Prospect for Success Course Options

Prospect for Success Course Options

All first-year students are required to enroll in a Prospect for Success course.  Below is a list of options for University College students only.

Note:  Unless enrolled in a learning community, HPEX Students will enroll in a dedicated section of UCOL 1200.

Option 1 – Learning Community

Learning communities are programs designed to help students transition to academic and social life at the University. Students take classes and participate in activities with other first-year students who share their interests. University College students have several learning community options, such as the Explore Learning Community. More information can be found on the Learning Communities webpage.

Option 2 – First Year Seminar Course

The First Year Seminar course (UCOL 1200) is a 3 credit course that introduces students to campus resources and provides ongoing support and orientation during their first semester. Students can pick from the following themes:

  • College Transition (sections 012, 036, 039)
    Designed to provide an orientation to campus resources and 
    promote problem-solving and writing skills.
  • Career Exploration (section 007, 041)
    Designed for students interested in exploring majors and career options.
  • Exploring Business (sections 009, 023)
    Designed for students who are strongly considering a major in business
  • Health Professions Exploration (sections 010, 026, 037, 038, 040, 047)
    Designed to provide an orientation to health programs and careers, campus resources for HPEX students, and promote problem-solving and writing skills.

Option 3 – Prospect Big Question Course

Each of the courses listed below satisfy a general education requirement while also helping students engage in the life of college academics. When registering for a Prospect Big Question course, be sure the course number ends in “Q."

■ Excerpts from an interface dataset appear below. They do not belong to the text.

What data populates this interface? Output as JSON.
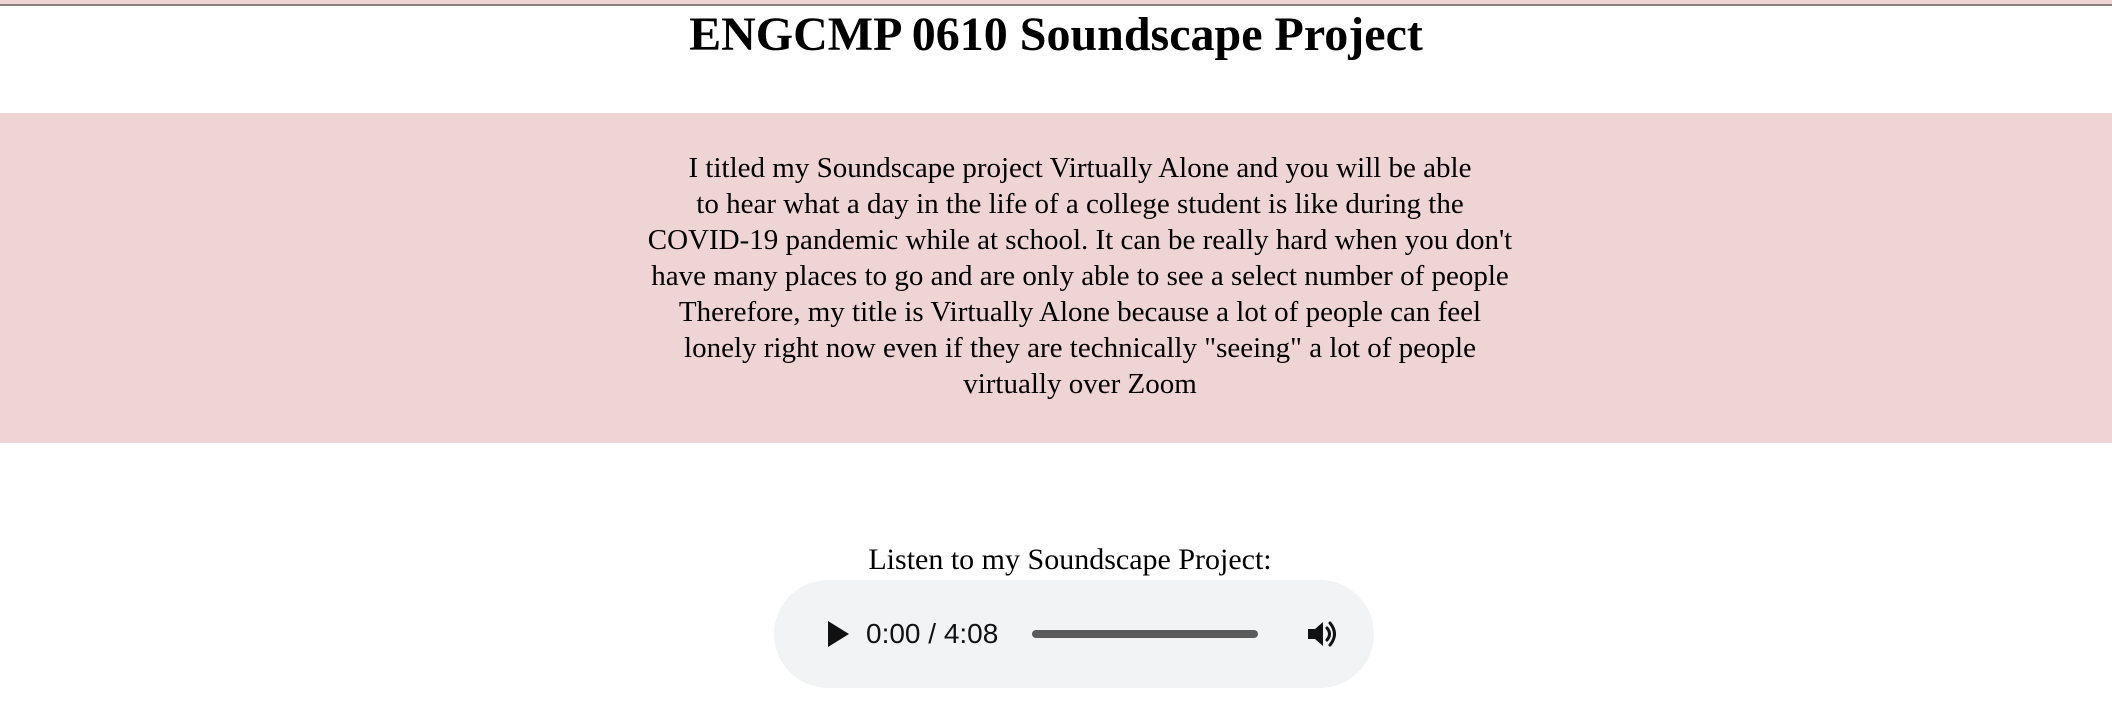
{
  "page": {
    "title": "ENGCMP 0610 Soundscape Project",
    "background_color": "#ffffff",
    "accent_band_color": "#efd4d6"
  },
  "intro": {
    "text": "I titled my Soundscape project Virtually Alone and you will be able\nto hear what a day in the life of a college student is like during the\nCOVID-19 pandemic while at school. It can be really hard when you don't\nhave many places to go and are only able to see a select number of people\nTherefore, my title is Virtually Alone because a lot of people can feel\nlonely right now even if they are technically \"seeing\" a lot of people\nvirtually over Zoom"
  },
  "audio": {
    "label": "Listen to my Soundscape Project:",
    "time_display": "0:00 / 4:08",
    "progress_fraction": 0,
    "play_icon": "play-icon",
    "volume_icon": "volume-icon",
    "player_color": "#f1f3f4"
  }
}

  • LBST 2101Q (sections 208, 209, 210, 211):  What is Order?
    Human beings are constantly involved in making, 
    unmaking, and maintaining order, yet we rarely have time to reflect on this. What is order? Is order inherent in nature or is it human construct (or a mix of both)? Students will have several opportunities to delve into classification and order schemes outside the classroom.
  • LBST 2102Q (sections 214, 215, 216, 217):  Modern Revolutions
    Focusing on Europe, the Middle East, and Latin 
    America, this course examines how revolutions transform political structures and civic rights and identities, the economy and culture, and social relations and family roles.
  • LBST 2102Q (sections 210, 211, 212, 213):  When Nations go to War
    The last two centuries have seen more war 
    and devastation than ever before in civilization. Why do nations decide to go to war; and at what price? What does war solve if anything; and why does peace seem so elusive? Together we will determine the motivations for, and whether there is such a thing as a good war or a bad peace.
  • LBST 2102Q (sections 218, 219, 220, 221):  Great War/Global War
    This course uses the First World War as a lens 
    through which students examine how what began as a European war became the most transformative event of the twentieth century.
  • LBST 2211Q (sections 315, 316, 317, 318):  Democratizing the Good Life
    This course aims to introduce students 
    to the liberal arts by asking them to consider enduring questions about the definition of a good life, the purpose of education, and the limits of human agency in the face of an uncertain future. Such questions were once reserved for privileged aristocrats, but greater access to higher education has opened them to a larger, more diverse citizenry than ever before.
  • LBST 2211Q (sections 400, 401, 402, 403):  Poverty, Inequality, and Justice
    This course provides an opportunity: 
    (1) to gain an understanding of the causes and consequences of poverty and inequality in the United States (2) to learn and explore different ethical theories and frameworks and (3) to apply these ethical principles to contemporary social issues.
  • LBST 2212Q (sections 111, 112, 113, 114, 335, 336, 337, 338):  Sexing Shakespeare
    This course will read 
    closely plays and sonnets by Shakespeare alongside theoretical writings on gender and sexuality to gain insight into contemporary understandings about gender and sexuality by contrasting them with ideas from another time and place.
  • LBST 2214Q (sections 015, 016 017, 018):  Food, Health, and Environment
    This course provides an opportunity 
    for students (1) to learn about how food is linked to health, environment, and culture (2) to understand how food is experienced differently across groups and (3) to explore Charlotte's food system and its complexities.